• [Task statement] Could you copy out every line of the data where the word "description" occurs?

Web page and app entries:
● ● ● ● ●

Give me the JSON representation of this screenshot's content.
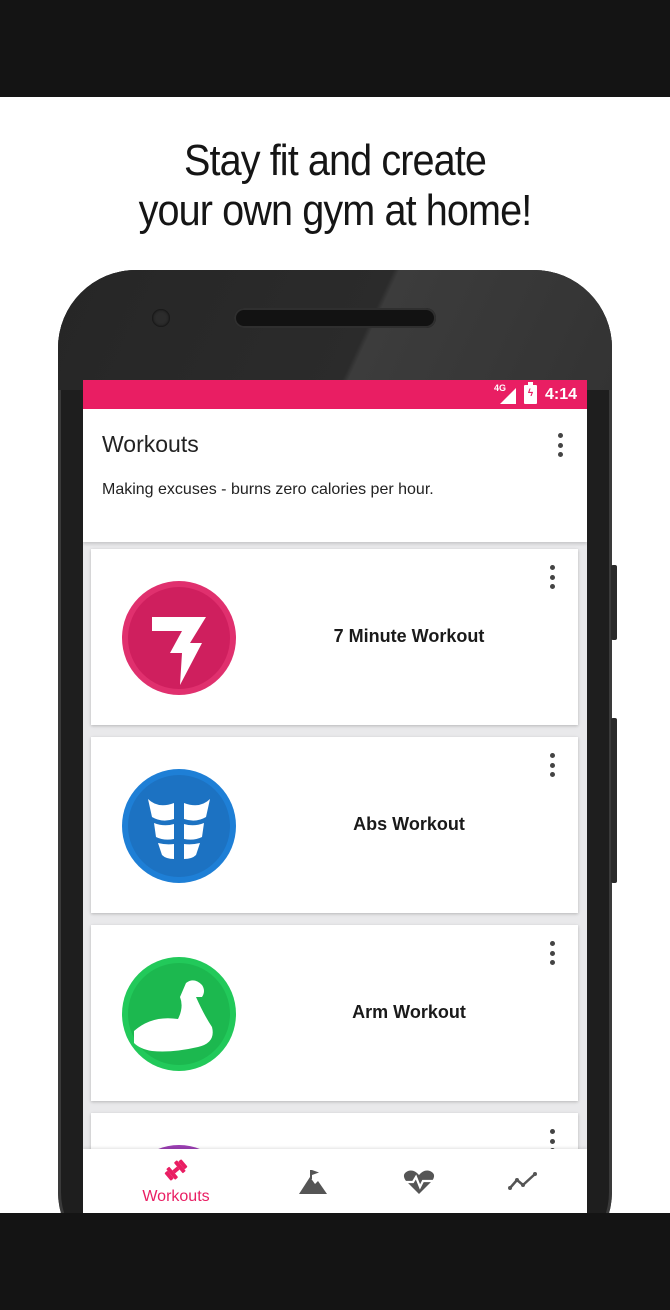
{
  "headline": {
    "line1": "Stay fit and create",
    "line2": "your own gym at home!"
  },
  "status_bar": {
    "network": "4G",
    "time": "4:14",
    "color": "#e91e63"
  },
  "header": {
    "title": "Workouts",
    "subtitle": "Making excuses - burns zero calories per hour.",
    "menu_icon": "more-vert-icon"
  },
  "workouts": [
    {
      "title": "7 Minute Workout",
      "icon": "lightning-bolt-icon",
      "color": "#e0306e"
    },
    {
      "title": "Abs Workout",
      "icon": "abs-icon",
      "color": "#1e7fd6"
    },
    {
      "title": "Arm Workout",
      "icon": "flexed-arm-icon",
      "color": "#22c95a"
    },
    {
      "title": "",
      "icon": "workout-icon",
      "color": "#9b3fb3"
    }
  ],
  "bottom_nav": {
    "active_color": "#e91e63",
    "items": [
      {
        "label": "Workouts",
        "icon": "dumbbell-icon",
        "active": true
      },
      {
        "label": "",
        "icon": "mountain-flag-icon",
        "active": false
      },
      {
        "label": "",
        "icon": "heart-rate-icon",
        "active": false
      },
      {
        "label": "",
        "icon": "trend-line-icon",
        "active": false
      }
    ]
  }
}
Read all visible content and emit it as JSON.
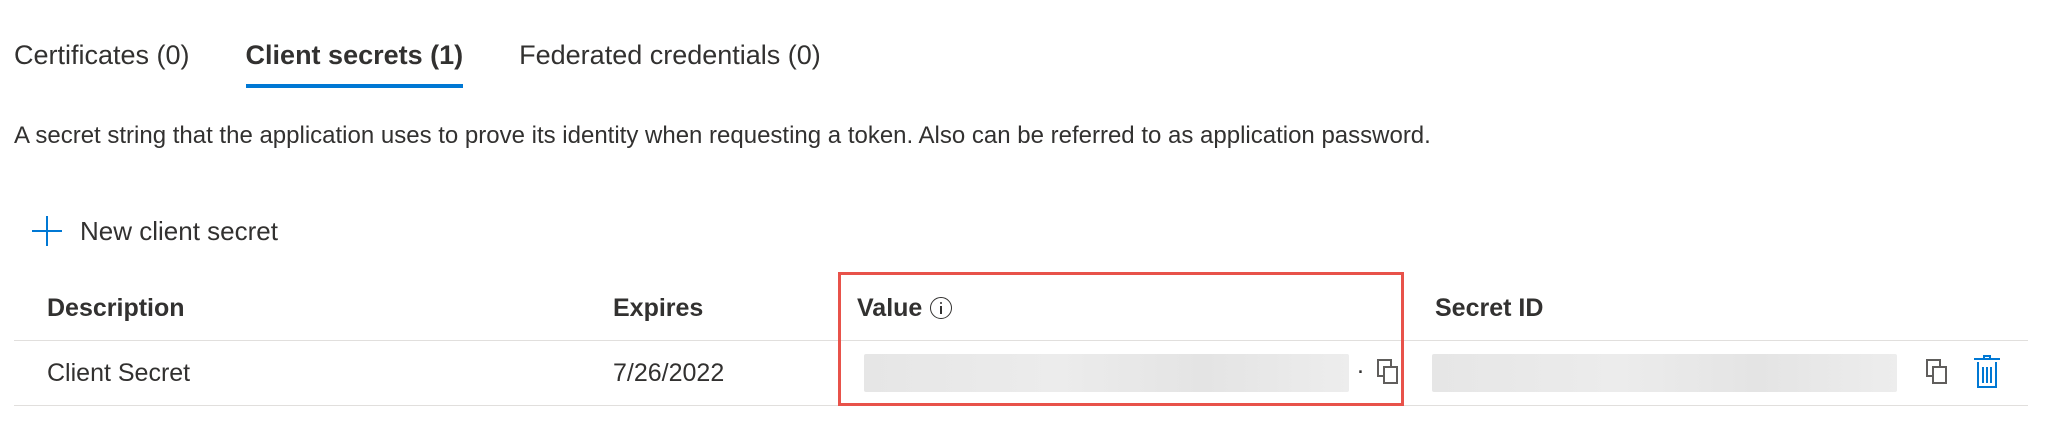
{
  "tabs": [
    {
      "label": "Certificates (0)",
      "active": false
    },
    {
      "label": "Client secrets (1)",
      "active": true
    },
    {
      "label": "Federated credentials (0)",
      "active": false
    }
  ],
  "description": "A secret string that the application uses to prove its identity when requesting a token. Also can be referred to as application password.",
  "toolbar": {
    "new_secret_label": "New client secret",
    "new_secret_icon": "plus-icon"
  },
  "table": {
    "headers": {
      "description": "Description",
      "expires": "Expires",
      "value": "Value",
      "secret_id": "Secret ID"
    },
    "rows": [
      {
        "description": "Client Secret",
        "expires": "7/26/2022",
        "value_trailing": "."
      }
    ]
  },
  "colors": {
    "accent": "#0078d4",
    "highlight": "#e8524a",
    "text": "#323130",
    "divider": "#e1dfdd"
  }
}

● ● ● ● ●

• [Response]
  "description": "A secret string that the application uses to prove its identity when requesting a token. Also can be referred to as application password.",
      "description": "Description",
        "description": "Client Secret",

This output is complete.